▶ [Task instructions] Pull every line containing "screenshot" from the listing below.

· · · · ·

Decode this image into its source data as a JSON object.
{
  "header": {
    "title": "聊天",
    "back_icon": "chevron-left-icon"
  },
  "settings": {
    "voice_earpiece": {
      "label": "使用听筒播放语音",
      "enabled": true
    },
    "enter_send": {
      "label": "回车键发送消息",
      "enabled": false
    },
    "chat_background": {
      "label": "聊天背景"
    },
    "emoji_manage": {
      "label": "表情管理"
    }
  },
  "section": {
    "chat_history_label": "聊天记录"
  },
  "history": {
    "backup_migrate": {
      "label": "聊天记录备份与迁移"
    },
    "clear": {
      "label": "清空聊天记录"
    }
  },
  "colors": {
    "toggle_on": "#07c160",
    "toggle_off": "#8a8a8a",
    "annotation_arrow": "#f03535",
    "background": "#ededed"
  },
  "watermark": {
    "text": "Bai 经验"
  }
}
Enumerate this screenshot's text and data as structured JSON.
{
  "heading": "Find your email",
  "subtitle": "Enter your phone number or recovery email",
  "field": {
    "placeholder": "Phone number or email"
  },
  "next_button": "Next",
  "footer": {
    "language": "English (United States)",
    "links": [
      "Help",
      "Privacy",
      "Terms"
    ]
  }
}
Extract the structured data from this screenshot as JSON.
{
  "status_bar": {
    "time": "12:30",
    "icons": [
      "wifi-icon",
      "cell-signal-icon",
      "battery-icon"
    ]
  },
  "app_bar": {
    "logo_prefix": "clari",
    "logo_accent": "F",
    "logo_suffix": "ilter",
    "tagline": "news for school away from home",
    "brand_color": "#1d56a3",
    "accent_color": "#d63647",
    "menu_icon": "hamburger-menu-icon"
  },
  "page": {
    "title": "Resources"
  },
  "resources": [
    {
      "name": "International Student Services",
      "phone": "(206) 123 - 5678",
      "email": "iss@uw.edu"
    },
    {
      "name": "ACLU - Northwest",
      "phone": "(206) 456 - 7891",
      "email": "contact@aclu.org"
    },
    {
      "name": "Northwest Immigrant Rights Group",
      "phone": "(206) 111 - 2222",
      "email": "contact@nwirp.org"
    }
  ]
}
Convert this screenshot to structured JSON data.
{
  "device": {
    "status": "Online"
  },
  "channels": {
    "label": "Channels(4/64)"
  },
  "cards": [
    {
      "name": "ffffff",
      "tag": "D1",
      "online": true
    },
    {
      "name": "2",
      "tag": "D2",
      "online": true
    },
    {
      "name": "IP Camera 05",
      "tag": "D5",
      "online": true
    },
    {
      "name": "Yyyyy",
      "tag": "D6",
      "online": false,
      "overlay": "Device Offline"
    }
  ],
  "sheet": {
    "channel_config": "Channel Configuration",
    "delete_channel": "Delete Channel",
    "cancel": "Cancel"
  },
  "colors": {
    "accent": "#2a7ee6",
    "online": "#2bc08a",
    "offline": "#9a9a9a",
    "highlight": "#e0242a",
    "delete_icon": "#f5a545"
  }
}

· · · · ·

▶ [Finished task]
Enumerate this screenshot's text and data as structured JSON.
Extract the structured data from this screenshot as JSON.
Convert this screenshot to structured JSON data.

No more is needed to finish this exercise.